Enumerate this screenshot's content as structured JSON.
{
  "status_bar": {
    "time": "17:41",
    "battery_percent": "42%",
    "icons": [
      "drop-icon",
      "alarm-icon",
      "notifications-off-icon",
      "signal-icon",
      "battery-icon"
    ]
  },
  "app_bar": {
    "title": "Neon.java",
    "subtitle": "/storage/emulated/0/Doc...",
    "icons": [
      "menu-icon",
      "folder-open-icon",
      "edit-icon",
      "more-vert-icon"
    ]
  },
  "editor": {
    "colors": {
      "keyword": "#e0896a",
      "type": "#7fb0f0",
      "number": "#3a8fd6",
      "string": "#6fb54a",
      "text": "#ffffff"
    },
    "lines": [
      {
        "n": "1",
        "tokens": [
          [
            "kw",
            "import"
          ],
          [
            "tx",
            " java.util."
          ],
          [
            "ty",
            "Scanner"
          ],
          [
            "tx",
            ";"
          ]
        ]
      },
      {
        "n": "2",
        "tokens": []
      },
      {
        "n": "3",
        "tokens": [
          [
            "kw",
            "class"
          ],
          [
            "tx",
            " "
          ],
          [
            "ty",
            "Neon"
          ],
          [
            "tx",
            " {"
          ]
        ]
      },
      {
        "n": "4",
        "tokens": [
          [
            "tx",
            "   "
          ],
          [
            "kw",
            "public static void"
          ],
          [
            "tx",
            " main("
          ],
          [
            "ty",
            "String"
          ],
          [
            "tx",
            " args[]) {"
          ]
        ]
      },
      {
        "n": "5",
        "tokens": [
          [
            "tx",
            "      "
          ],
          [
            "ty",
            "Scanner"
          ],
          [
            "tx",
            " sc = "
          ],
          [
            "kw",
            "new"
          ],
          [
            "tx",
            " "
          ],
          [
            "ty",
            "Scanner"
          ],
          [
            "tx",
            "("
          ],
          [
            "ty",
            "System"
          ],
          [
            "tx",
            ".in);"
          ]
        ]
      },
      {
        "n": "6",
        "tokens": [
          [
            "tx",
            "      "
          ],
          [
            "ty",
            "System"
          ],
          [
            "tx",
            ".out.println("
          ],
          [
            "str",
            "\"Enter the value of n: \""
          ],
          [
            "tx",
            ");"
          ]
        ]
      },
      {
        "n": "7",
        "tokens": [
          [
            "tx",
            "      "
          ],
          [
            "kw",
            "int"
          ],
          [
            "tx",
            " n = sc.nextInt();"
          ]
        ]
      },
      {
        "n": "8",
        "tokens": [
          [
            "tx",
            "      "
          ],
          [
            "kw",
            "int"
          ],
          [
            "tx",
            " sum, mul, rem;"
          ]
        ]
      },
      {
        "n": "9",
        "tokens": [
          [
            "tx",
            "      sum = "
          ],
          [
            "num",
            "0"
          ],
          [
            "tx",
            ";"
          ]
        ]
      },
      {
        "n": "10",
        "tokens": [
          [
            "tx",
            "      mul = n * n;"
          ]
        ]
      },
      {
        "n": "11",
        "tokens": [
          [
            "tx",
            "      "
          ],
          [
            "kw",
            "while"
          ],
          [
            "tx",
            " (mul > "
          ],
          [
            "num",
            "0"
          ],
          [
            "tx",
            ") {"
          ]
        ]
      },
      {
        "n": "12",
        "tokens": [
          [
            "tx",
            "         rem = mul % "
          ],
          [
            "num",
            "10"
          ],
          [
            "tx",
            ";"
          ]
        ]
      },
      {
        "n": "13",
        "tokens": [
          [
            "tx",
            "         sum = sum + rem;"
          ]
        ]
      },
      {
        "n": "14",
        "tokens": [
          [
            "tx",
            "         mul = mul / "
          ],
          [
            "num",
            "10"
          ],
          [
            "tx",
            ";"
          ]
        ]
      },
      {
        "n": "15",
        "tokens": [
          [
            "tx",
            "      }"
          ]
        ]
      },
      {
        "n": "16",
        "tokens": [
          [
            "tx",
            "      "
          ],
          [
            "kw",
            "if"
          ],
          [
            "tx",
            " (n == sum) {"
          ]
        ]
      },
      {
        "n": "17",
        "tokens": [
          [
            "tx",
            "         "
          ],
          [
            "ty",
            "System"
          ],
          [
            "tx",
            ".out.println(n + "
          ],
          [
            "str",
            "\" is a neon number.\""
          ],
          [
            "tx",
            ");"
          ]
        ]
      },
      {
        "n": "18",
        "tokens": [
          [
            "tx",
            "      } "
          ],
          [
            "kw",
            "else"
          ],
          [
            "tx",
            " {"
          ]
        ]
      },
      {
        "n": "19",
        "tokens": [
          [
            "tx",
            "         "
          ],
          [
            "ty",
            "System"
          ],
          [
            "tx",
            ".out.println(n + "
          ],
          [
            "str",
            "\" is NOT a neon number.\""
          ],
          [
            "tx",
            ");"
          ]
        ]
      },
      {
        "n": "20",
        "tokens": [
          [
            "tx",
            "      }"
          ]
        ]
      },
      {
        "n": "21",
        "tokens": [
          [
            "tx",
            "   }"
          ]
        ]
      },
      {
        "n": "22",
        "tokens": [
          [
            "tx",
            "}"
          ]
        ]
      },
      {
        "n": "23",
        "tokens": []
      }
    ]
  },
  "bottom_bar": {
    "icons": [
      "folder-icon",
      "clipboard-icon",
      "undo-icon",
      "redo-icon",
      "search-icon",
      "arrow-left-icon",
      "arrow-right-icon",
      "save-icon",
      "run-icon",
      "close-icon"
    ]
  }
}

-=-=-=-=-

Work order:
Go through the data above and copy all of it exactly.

Response for this exercise:
Enumerate this screenshot's content as structured JSON.
{
  "status_bar": {
    "time": "17:41",
    "battery_percent": "42%",
    "icons": [
      "drop-icon",
      "alarm-icon",
      "notifications-off-icon",
      "signal-icon",
      "battery-icon"
    ]
  },
  "app_bar": {
    "title": "Neon.java",
    "subtitle": "/storage/emulated/0/Doc...",
    "icons": [
      "menu-icon",
      "folder-open-icon",
      "edit-icon",
      "more-vert-icon"
    ]
  },
  "editor": {
    "colors": {
      "keyword": "#e0896a",
      "type": "#7fb0f0",
      "number": "#3a8fd6",
      "string": "#6fb54a",
      "text": "#ffffff"
    },
    "lines": [
      {
        "n": "1",
        "tokens": [
          [
            "kw",
            "import"
          ],
          [
            "tx",
            " java.util."
          ],
          [
            "ty",
            "Scanner"
          ],
          [
            "tx",
            ";"
          ]
        ]
      },
      {
        "n": "2",
        "tokens": []
      },
      {
        "n": "3",
        "tokens": [
          [
            "kw",
            "class"
          ],
          [
            "tx",
            " "
          ],
          [
            "ty",
            "Neon"
          ],
          [
            "tx",
            " {"
          ]
        ]
      },
      {
        "n": "4",
        "tokens": [
          [
            "tx",
            "   "
          ],
          [
            "kw",
            "public static void"
          ],
          [
            "tx",
            " main("
          ],
          [
            "ty",
            "String"
          ],
          [
            "tx",
            " args[]) {"
          ]
        ]
      },
      {
        "n": "5",
        "tokens": [
          [
            "tx",
            "      "
          ],
          [
            "ty",
            "Scanner"
          ],
          [
            "tx",
            " sc = "
          ],
          [
            "kw",
            "new"
          ],
          [
            "tx",
            " "
          ],
          [
            "ty",
            "Scanner"
          ],
          [
            "tx",
            "("
          ],
          [
            "ty",
            "System"
          ],
          [
            "tx",
            ".in);"
          ]
        ]
      },
      {
        "n": "6",
        "tokens": [
          [
            "tx",
            "      "
          ],
          [
            "ty",
            "System"
          ],
          [
            "tx",
            ".out.println("
          ],
          [
            "str",
            "\"Enter the value of n: \""
          ],
          [
            "tx",
            ");"
          ]
        ]
      },
      {
        "n": "7",
        "tokens": [
          [
            "tx",
            "      "
          ],
          [
            "kw",
            "int"
          ],
          [
            "tx",
            " n = sc.nextInt();"
          ]
        ]
      },
      {
        "n": "8",
        "tokens": [
          [
            "tx",
            "      "
          ],
          [
            "kw",
            "int"
          ],
          [
            "tx",
            " sum, mul, rem;"
          ]
        ]
      },
      {
        "n": "9",
        "tokens": [
          [
            "tx",
            "      sum = "
          ],
          [
            "num",
            "0"
          ],
          [
            "tx",
            ";"
          ]
        ]
      },
      {
        "n": "10",
        "tokens": [
          [
            "tx",
            "      mul = n * n;"
          ]
        ]
      },
      {
        "n": "11",
        "tokens": [
          [
            "tx",
            "      "
          ],
          [
            "kw",
            "while"
          ],
          [
            "tx",
            " (mul > "
          ],
          [
            "num",
            "0"
          ],
          [
            "tx",
            ") {"
          ]
        ]
      },
      {
        "n": "12",
        "tokens": [
          [
            "tx",
            "         rem = mul % "
          ],
          [
            "num",
            "10"
          ],
          [
            "tx",
            ";"
          ]
        ]
      },
      {
        "n": "13",
        "tokens": [
          [
            "tx",
            "         sum = sum + rem;"
          ]
        ]
      },
      {
        "n": "14",
        "tokens": [
          [
            "tx",
            "         mul = mul / "
          ],
          [
            "num",
            "10"
          ],
          [
            "tx",
            ";"
          ]
        ]
      },
      {
        "n": "15",
        "tokens": [
          [
            "tx",
            "      }"
          ]
        ]
      },
      {
        "n": "16",
        "tokens": [
          [
            "tx",
            "      "
          ],
          [
            "kw",
            "if"
          ],
          [
            "tx",
            " (n == sum) {"
          ]
        ]
      },
      {
        "n": "17",
        "tokens": [
          [
            "tx",
            "         "
          ],
          [
            "ty",
            "System"
          ],
          [
            "tx",
            ".out.println(n + "
          ],
          [
            "str",
            "\" is a neon number.\""
          ],
          [
            "tx",
            ");"
          ]
        ]
      },
      {
        "n": "18",
        "tokens": [
          [
            "tx",
            "      } "
          ],
          [
            "kw",
            "else"
          ],
          [
            "tx",
            " {"
          ]
        ]
      },
      {
        "n": "19",
        "tokens": [
          [
            "tx",
            "         "
          ],
          [
            "ty",
            "System"
          ],
          [
            "tx",
            ".out.println(n + "
          ],
          [
            "str",
            "\" is NOT a neon number.\""
          ],
          [
            "tx",
            ");"
          ]
        ]
      },
      {
        "n": "20",
        "tokens": [
          [
            "tx",
            "      }"
          ]
        ]
      },
      {
        "n": "21",
        "tokens": [
          [
            "tx",
            "   }"
          ]
        ]
      },
      {
        "n": "22",
        "tokens": [
          [
            "tx",
            "}"
          ]
        ]
      },
      {
        "n": "23",
        "tokens": []
      }
    ]
  },
  "bottom_bar": {
    "icons": [
      "folder-icon",
      "clipboard-icon",
      "undo-icon",
      "redo-icon",
      "search-icon",
      "arrow-left-icon",
      "arrow-right-icon",
      "save-icon",
      "run-icon",
      "close-icon"
    ]
  }
}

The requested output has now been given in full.